For several weeks, the guest experts on CNBC and Bloomberg News have been talking about the coming tax cut legislation (for corporations) that the Republicans finally seem to have in their grasp. The Bill, as it is currently proposed, will eliminate the insurance mandate for health care and may leave quite a lot of upper middle class salaried people, worse off, especially in high tax states.
The sure winners will be the shareholders of multinational corporations and “pass through” enterprises, especially real estate partnerships. The “supply-side” cheerleaders for the plan, both in Congress and the White House (Mnuchin, Cohen, Mulvaney, et al) argue that economic growth be much faster, that it will pay for the cuts, and that wages and salaries will rise, thanks to a burst of new investment.
By contrast, virtually all top economists say that the cuts won’t pay for themselves, that the deficit and the national debt will increase, and that growth will not accelerate.
More often than not the concept or application of what is called”Circular Economy” is treated as an entirely new toolbox or approach, that is to say somehow historyless,. Like Athena, at birth springing full formed from the head of Zeus. This is of course far from the case.
The goal of the above quickly fashioned mosaic is to serve as an explicit reminder — an incomplete reminder to be sure— of some of the great men and great thinking that came before, with this listing taking us up to the beginning of this still-new century,. (Surely I have missed here some of the important figures, who to my mind constitute the Founding Fathers of Circular Economy. So please do not be shy and share your thoughts on this with us.)
Walter Stahel, architect and industrial analyst, argues that the circular economy should be considered a framework: as a generic notion, the circular economy draws on several more specific approaches that gravitate around a set of basic principles.
Introductory summary and selected excerpts from a key read by Vincent Moreau, Marlyne Sahakian, Pascal van Griethuysen, and François Vuille, appearing in the Journal of Industrial Ecology dated 28 April 2017. We can strongly recommend the full contents of the Special Issue of that date: “Exploring the Circular Economy”.
In light of the environmental consequences of linear production and consumption processes, the circular economy (CE) is gaining momentum as a concept and practice, promoting closed material cycles by focusing on multiple strategies from material recycling to product reuse, as well as rethinking production and consumption chains toward increased resource efficiency.
Yet, by considering mainly cost-effective opportunities within the realm of economic competitiveness, it stops short of grappling with the institutional and social predispositions necessary for societal transitions to a CE.
Although the entropy law remains intransigent, institutional conditions and societal values can be challenged and transformed through political processes, in order to usher in a more equitable and circular economy.

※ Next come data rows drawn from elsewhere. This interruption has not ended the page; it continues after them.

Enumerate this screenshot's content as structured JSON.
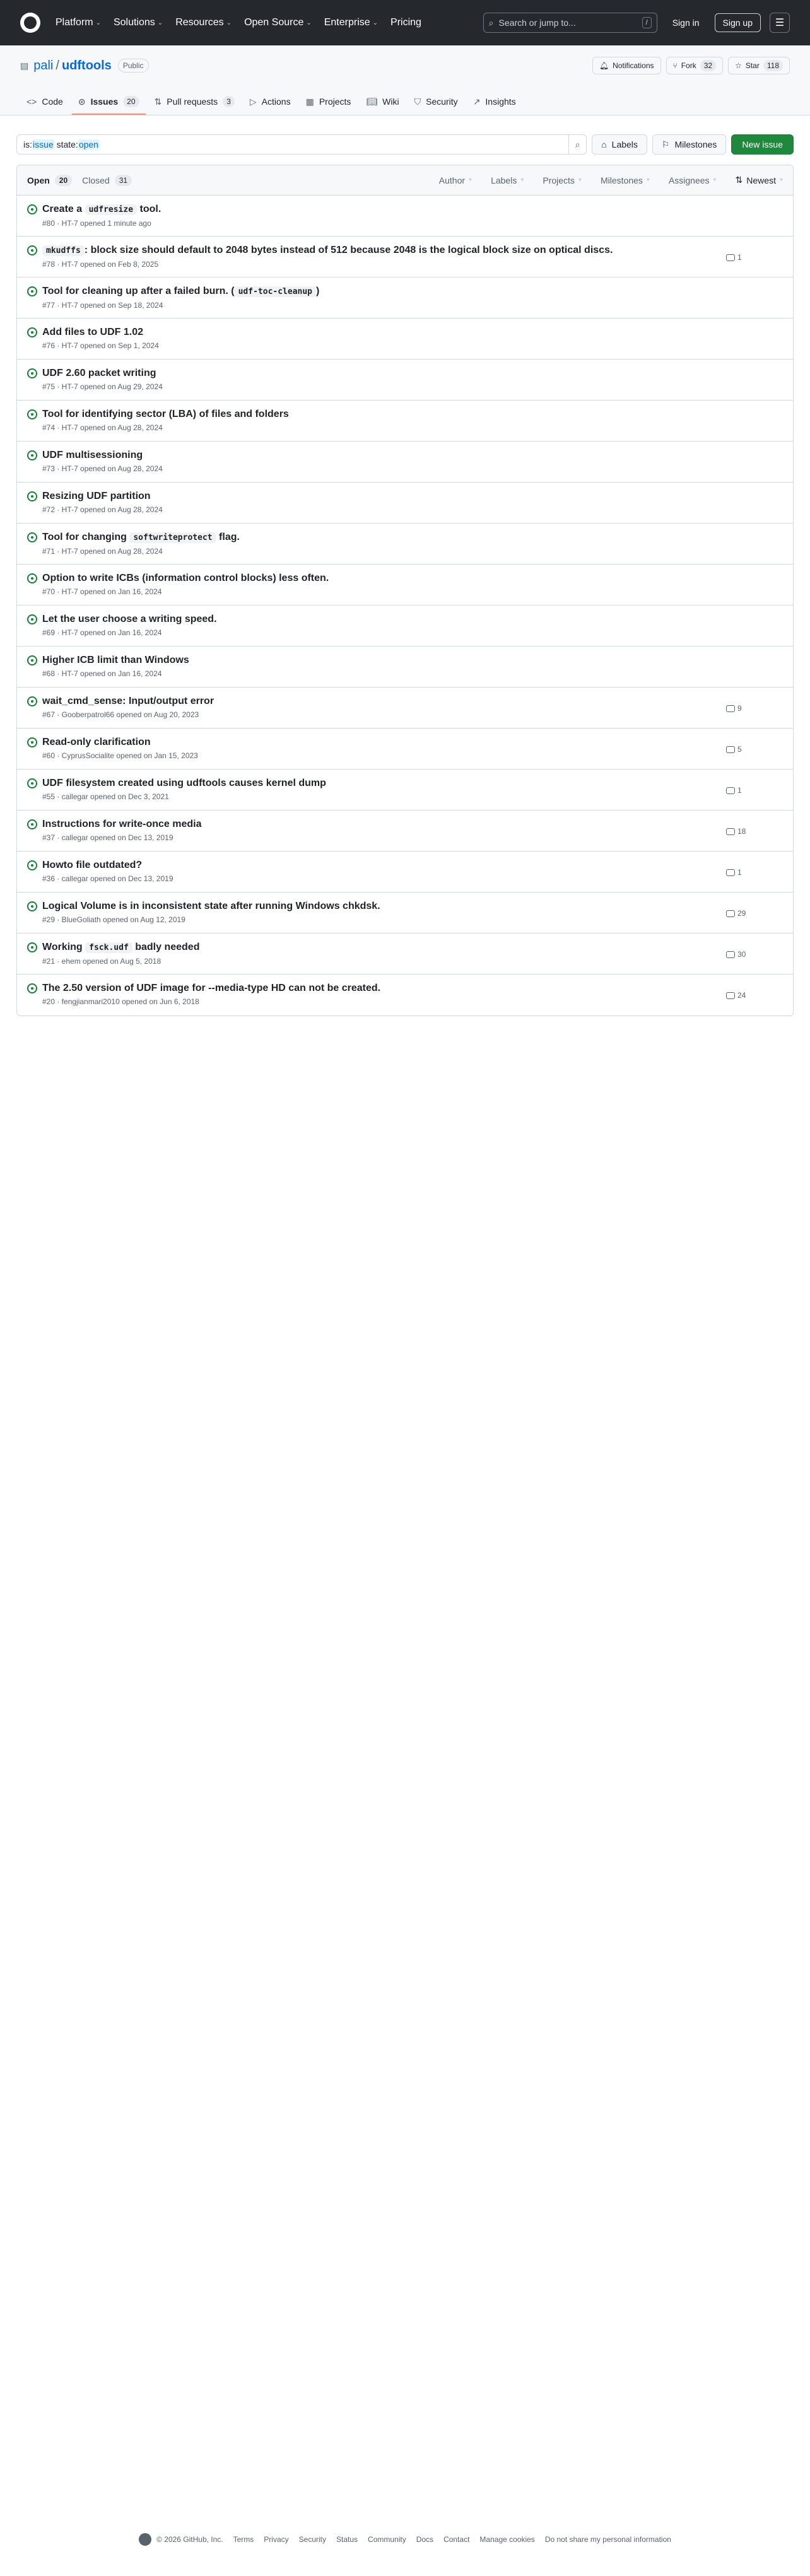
{
  "nav": {
    "links": [
      "Platform",
      "Solutions",
      "Resources",
      "Open Source",
      "Enterprise",
      "Pricing"
    ],
    "search_placeholder": "Search or jump to...",
    "slash_key": "/",
    "signin": "Sign in",
    "signup": "Sign up"
  },
  "repo": {
    "owner": "pali",
    "sep": "/",
    "name": "udftools",
    "visibility": "Public",
    "notifications": "Notifications",
    "fork_label": "Fork",
    "fork_count": "32",
    "star_label": "Star",
    "star_count": "118",
    "tabs": [
      {
        "label": "Code",
        "count": null
      },
      {
        "label": "Issues",
        "count": "20"
      },
      {
        "label": "Pull requests",
        "count": "3"
      },
      {
        "label": "Actions",
        "count": null
      },
      {
        "label": "Projects",
        "count": null
      },
      {
        "label": "Wiki",
        "count": null
      },
      {
        "label": "Security",
        "count": null
      },
      {
        "label": "Insights",
        "count": null
      }
    ]
  },
  "filter": {
    "is_key": "is:",
    "is_val": "issue",
    "state_key": "state:",
    "state_val": "open",
    "labels": "Labels",
    "milestones": "Milestones",
    "new_issue": "New issue"
  },
  "list": {
    "open_label": "Open",
    "open_count": "20",
    "closed_label": "Closed",
    "closed_count": "31",
    "filters": [
      "Author",
      "Labels",
      "Projects",
      "Milestones",
      "Assignees"
    ],
    "sort": "Newest",
    "issues": [
      {
        "pre": "Create a ",
        "code": "udfresize",
        "post": " tool.",
        "meta": "#80 · HT-7 opened 1 minute ago",
        "comments": ""
      },
      {
        "pre": "",
        "code": "mkudffs",
        "post": ": block size should default to 2048 bytes instead of 512 because 2048 is the logical block size on optical discs.",
        "meta": "#78 · HT-7 opened on Feb 8, 2025",
        "comments": "1"
      },
      {
        "pre": "Tool for cleaning up after a failed burn. (",
        "code": "udf-toc-cleanup",
        "post": ")",
        "meta": "#77 · HT-7 opened on Sep 18, 2024",
        "comments": ""
      },
      {
        "pre": "Add files to UDF 1.02",
        "code": "",
        "post": "",
        "meta": "#76 · HT-7 opened on Sep 1, 2024",
        "comments": ""
      },
      {
        "pre": "UDF 2.60 packet writing",
        "code": "",
        "post": "",
        "meta": "#75 · HT-7 opened on Aug 29, 2024",
        "comments": ""
      },
      {
        "pre": "Tool for identifying sector (LBA) of files and folders",
        "code": "",
        "post": "",
        "meta": "#74 · HT-7 opened on Aug 28, 2024",
        "comments": ""
      },
      {
        "pre": "UDF multisessioning",
        "code": "",
        "post": "",
        "meta": "#73 · HT-7 opened on Aug 28, 2024",
        "comments": ""
      },
      {
        "pre": "Resizing UDF partition",
        "code": "",
        "post": "",
        "meta": "#72 · HT-7 opened on Aug 28, 2024",
        "comments": ""
      },
      {
        "pre": "Tool for changing ",
        "code": "softwriteprotect",
        "post": " flag.",
        "meta": "#71 · HT-7 opened on Aug 28, 2024",
        "comments": ""
      },
      {
        "pre": "Option to write ICBs (information control blocks) less often.",
        "code": "",
        "post": "",
        "meta": "#70 · HT-7 opened on Jan 16, 2024",
        "comments": ""
      },
      {
        "pre": "Let the user choose a writing speed.",
        "code": "",
        "post": "",
        "meta": "#69 · HT-7 opened on Jan 16, 2024",
        "comments": ""
      },
      {
        "pre": "Higher ICB limit than Windows",
        "code": "",
        "post": "",
        "meta": "#68 · HT-7 opened on Jan 16, 2024",
        "comments": ""
      },
      {
        "pre": "wait_cmd_sense: Input/output error",
        "code": "",
        "post": "",
        "meta": "#67 · Gooberpatrol66 opened on Aug 20, 2023",
        "comments": "9"
      },
      {
        "pre": "Read-only clarification",
        "code": "",
        "post": "",
        "meta": "#60 · CyprusSocialite opened on Jan 15, 2023",
        "comments": "5"
      },
      {
        "pre": "UDF filesystem created using udftools causes kernel dump",
        "code": "",
        "post": "",
        "meta": "#55 · callegar opened on Dec 3, 2021",
        "comments": "1"
      },
      {
        "pre": "Instructions for write-once media",
        "code": "",
        "post": "",
        "meta": "#37 · callegar opened on Dec 13, 2019",
        "comments": "18"
      },
      {
        "pre": "Howto file outdated?",
        "code": "",
        "post": "",
        "meta": "#36 · callegar opened on Dec 13, 2019",
        "comments": "1"
      },
      {
        "pre": "Logical Volume is in inconsistent state after running Windows chkdsk.",
        "code": "",
        "post": "",
        "meta": "#29 · BlueGoliath opened on Aug 12, 2019",
        "comments": "29"
      },
      {
        "pre": "Working ",
        "code": "fsck.udf",
        "post": " badly needed",
        "meta": "#21 · ehem opened on Aug 5, 2018",
        "comments": "30"
      },
      {
        "pre": "The 2.50 version of UDF image for --media-type HD can not be created.",
        "code": "",
        "post": "",
        "meta": "#20 · fengjianmari2010 opened on Jun 6, 2018",
        "comments": "24"
      }
    ]
  },
  "footer": {
    "copyright": "© 2026 GitHub, Inc.",
    "links": [
      "Terms",
      "Privacy",
      "Security",
      "Status",
      "Community",
      "Docs",
      "Contact",
      "Manage cookies",
      "Do not share my personal information"
    ]
  }
}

– Bibliography compiled by Dr David Ness, School of Natural and Built Environments 13 July 2017
The modern view of a circular economy differs from the past. It has started in the second half of the 20th Century and is a case for the simultaneous and uncorrelated emergence of an idea